The number of neonates increased with increasing temperatures. At a temperature of 25°C no significant differences between the individual treatment groups were observed although the growth was overall inhibited due to pyrimethanil. Besides, at 15 and 20°C it is obvious that daphnids which were fed with contaminated algae had the lowest reproduction and growth rate. The obtained results clearly demonstrate that multiple stress factors can modify the response of daphnids to pollutants. The exposure routes of the contaminant are of minor importance, while temperature and the presence of a predator are the dominant factors impacting the reproduction of D. pulex. It can be concluded that low concentrations of pyrimethanil may disturb the zooplankton community at suboptimal temperature conditions, but the effects will become masked if chaoborid larvae are present. Therefore it seems necessary to observe prospectively if the combination of several stress factors like pesticide exposure and suboptimal temperature may influence the life history and sensitivity of several aquatic invertebrates differently.
Besides standard test organisms it is inevitable to conduct test with aquatic invertebrate which are not yet considered regularly in ecotoxicological experiments. For example molluscs represent one of the largest phyla of macroinvertebrates with more than 100.000 species, being ecologically and economically important. Therefore, within the present study embryo, juvenile, half- and full-life cycle toxicity tests with the snail Physella acuta were performed to investigate the impact of pollutants on various life stages. Different concentrations of pyrimethanil (0.06-0.5 or 1.0 mg L-1) assessed at three temperatures (15°C, 20°C, 25°C) revealed that pyrimethanil caused concentration-dependent effects independent of temperature. Interestingly, the ecotoxicity of pyrimethanil was higher at lower temperature for the embryo hatching and F1 reproduction, but its ecotoxicity for the growth of juveniles and the F0 reproduction increased with increasing temperature. More specifically, it could have been observed that especially during the reproduction test high mortality rates occurred at the highest concentration of 1 mg L-1 at all temperatures. Due to high mortality rates no snails were available for the F1 at the highest concentrations (0.5 and 1.0 mg L-1). Compared to the F0, overall more egg masses were produced in the F1, being all fertile and no mortality occurred. For the F1-generation the strongest pyrimethanil effects were detected at 15°C. A comparison of effect concentrations between both generations showed that the F1 is more sensitive than the F0.

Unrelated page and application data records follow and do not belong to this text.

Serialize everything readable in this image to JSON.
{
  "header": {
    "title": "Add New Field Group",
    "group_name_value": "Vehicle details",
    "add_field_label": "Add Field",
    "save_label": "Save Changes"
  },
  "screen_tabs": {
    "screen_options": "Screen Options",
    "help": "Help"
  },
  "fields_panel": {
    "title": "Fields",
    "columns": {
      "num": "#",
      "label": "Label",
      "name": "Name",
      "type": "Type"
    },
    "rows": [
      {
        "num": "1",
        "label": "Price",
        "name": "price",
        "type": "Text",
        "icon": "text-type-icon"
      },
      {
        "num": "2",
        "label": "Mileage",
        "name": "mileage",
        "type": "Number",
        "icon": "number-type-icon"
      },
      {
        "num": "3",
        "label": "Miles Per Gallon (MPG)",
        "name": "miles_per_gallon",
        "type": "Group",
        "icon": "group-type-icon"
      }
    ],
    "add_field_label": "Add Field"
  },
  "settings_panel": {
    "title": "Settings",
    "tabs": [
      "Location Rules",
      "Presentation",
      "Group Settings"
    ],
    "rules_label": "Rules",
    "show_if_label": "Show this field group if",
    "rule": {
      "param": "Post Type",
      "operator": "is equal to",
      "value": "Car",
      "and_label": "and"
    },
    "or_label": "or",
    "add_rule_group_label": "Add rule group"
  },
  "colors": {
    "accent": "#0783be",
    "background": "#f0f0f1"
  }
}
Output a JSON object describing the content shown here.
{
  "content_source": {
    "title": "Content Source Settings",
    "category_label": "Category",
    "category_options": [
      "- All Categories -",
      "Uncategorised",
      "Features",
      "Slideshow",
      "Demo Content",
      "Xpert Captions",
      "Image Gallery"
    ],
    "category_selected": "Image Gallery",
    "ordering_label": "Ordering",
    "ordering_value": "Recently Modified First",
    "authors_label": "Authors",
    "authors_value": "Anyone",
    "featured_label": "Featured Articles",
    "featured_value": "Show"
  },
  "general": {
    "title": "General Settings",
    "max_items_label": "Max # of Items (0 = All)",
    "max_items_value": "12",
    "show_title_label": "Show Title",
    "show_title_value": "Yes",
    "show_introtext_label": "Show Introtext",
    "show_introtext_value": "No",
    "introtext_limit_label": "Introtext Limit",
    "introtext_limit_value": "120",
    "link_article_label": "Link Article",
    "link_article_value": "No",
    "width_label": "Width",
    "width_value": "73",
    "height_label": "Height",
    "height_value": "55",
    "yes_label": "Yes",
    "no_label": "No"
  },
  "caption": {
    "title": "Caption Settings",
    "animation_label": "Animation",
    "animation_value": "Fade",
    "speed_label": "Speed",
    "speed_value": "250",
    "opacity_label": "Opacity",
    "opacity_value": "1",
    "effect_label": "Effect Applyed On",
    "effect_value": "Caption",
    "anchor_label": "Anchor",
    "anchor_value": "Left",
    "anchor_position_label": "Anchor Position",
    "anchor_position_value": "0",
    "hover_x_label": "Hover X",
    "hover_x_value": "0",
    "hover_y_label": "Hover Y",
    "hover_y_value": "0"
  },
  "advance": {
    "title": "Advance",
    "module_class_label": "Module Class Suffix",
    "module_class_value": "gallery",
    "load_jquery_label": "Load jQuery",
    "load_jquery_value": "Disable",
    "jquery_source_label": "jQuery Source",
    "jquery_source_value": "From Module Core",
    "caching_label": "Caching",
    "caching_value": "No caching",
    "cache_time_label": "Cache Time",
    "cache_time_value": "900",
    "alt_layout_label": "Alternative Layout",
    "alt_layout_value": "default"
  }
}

These results indicate that an exposure over more than one generation may give a better overview of the impact of xenobiotics. With the establishment of an embryo and reproduction test under different temperatures and various concentrations of pyrimethanil with P. acuta we could successfully show that molluscs can respond more sensitive than model organisms and that both, chemical and thermal stressor strongly influence the behaviour of the pulmonates. It can be concluded that the high susceptibility for the fungicide observed in gastropods clearly demonstrates the complexity of pesticide-temperature interactions and the challenge to draw conclusions for the ecotoxicological risk assessment of pesticides under the impact of global climate change.